Jonathan Tolins’ sharp and successful one-man play is easy to enjoy. Using the extravagance of celebrity to look at fandom and fame in equal measure, this super smart script is full of knowing jokes that should guarantee constant laughter.
Stars don’t get much brighter than Barbra Streisand and to base a fiction around her home life means there’s more than enough material for an hour and half show. It helps to know about her career, but Tolins’ writing is strong enough for anyone to find the show funny.
Director Andrew Beckett appreciates the variety of humour he has to work with and the show’s pacing is effective: there’s the boredom of out-of-work actor Alex’s job in Streisand’s basement (it’s even weirder than it sounds) punctuated by moments of elation when he gets to meet ‘her’.
For all its merits, the production doesn’t quite match the show’s previous London outing at the Menier. The performer here is Adam Sidwell, who does well but doesn’t manage to land all the jokes. Sidwell is careful to stay on the right side of impersonation when delivering Streisand’s lines and good when taking on the role of his boss Sharon. But scenes where he also performs as Alex’s boyfriend aren’t so successful: the couple’s speculation on Streisand – which Tolins develops nicely – flip flops without the required finesse.
Streisand is always going to be more interesting than Alex. But shouldn’t we root for him a little more? Nonetheless, it is easy to share Alex’s escapism in Buyer and Cellar. And… nice; we could all do with something different nowadays and a comedy is good programming. Given their sturdy work, I for one have no wish to rain on Sidwell and Beckett’s parade.
Until 8 November 2020
A true story that’s a gift to a dramatist, Victorian transvestites Ernest Boulton and William Park, with their inspiring friendship, risqué love affairs and dangerous brush with the law, are truly fascinating. Playwright Glenn Chandler’s masterstroke is to have the characters’ eponymous drag personas present their own story in a music-hall style that makes for great entertainment.
Charles Miller’s accompanying Victoriana songs are a wicked delight that I’d have like to have heard more of. And the whole cast is superb. Phil Sealey, whose character represents the manager of the venue uneasily hosting Fanny and Stella’s performance, takes on numerous roles in the retelling of their shocking story. Along with the ladies’ attempts to outshine each other, there’s a faux improvised humour that adds charm as well as laughter. As for the rest of the many jokes, some gags positively creak and the plentiful innuendo isn’t exactly sophisticated, but it’s all great fun.

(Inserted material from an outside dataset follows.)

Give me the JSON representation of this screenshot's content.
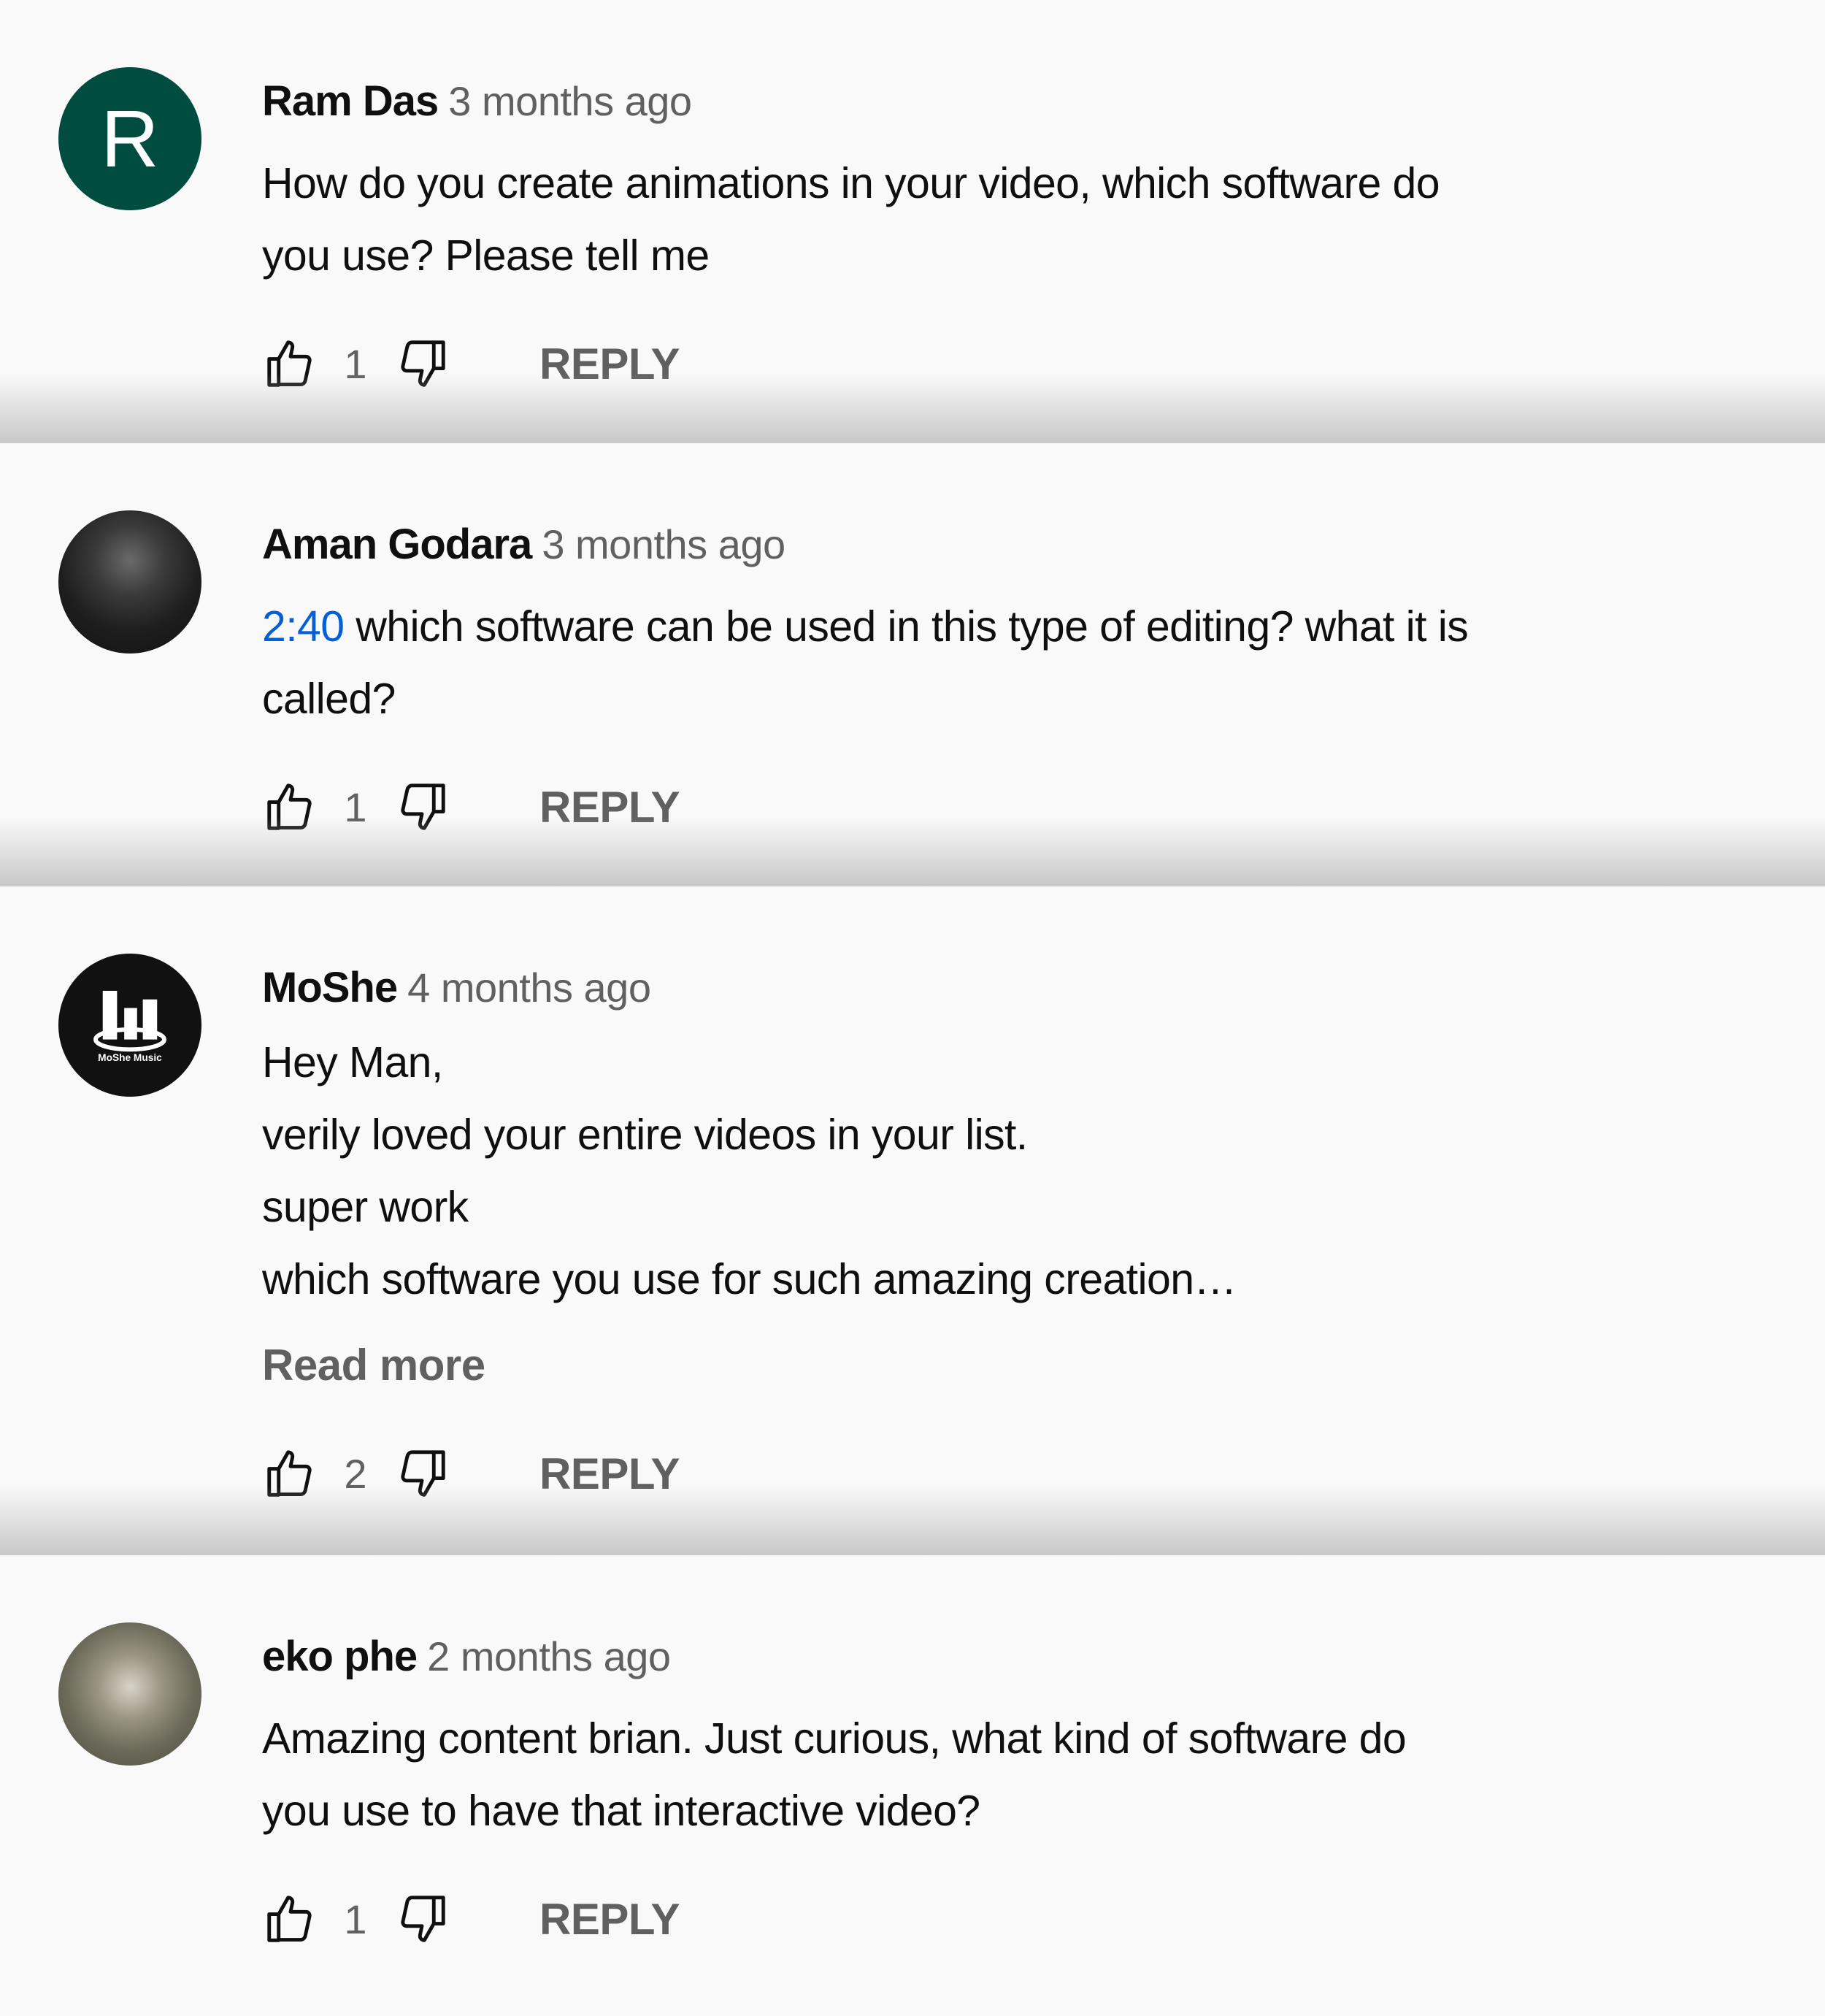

While the history forms an effective questioning of Victorian attitudes, there’s a purposefully contemporary feel to the show, seen most clearly in the two leads. Robert Jeffery and Marc Gee Finch, in the title roles, are both fine performers, great with the songs and even better with the show’s bitching – sorry, ladies, I daren’t pick a favourite. Camping it up for all their worth, yet capable of providing space for more sombre moments, it’s always funny to see characters milking applause when they are so clearly already commanding the spotlight.
The second half, dealing with Fanny and Stella’s scandalous trial and cruel imprisonment, drops off a little. There’s a touch of preaching to the choir and wish fulfilment – I am not convinced the story shows an early ‘victory’ over prejudice – but the show knows its audience; as the UK’s only full-time professional LGBT theatre, receiving no public subsidy, Above The Stag can’t afford not to. It’s a tribute to the show’s strength that I think the company is selling itself short. I’d love to see the show in a bigger venue (what about Wilton’s Music Hall?) and believe Fanny and Stella have the potential to appeal to all – they deserve to be massive stars.
Until 14 June 2015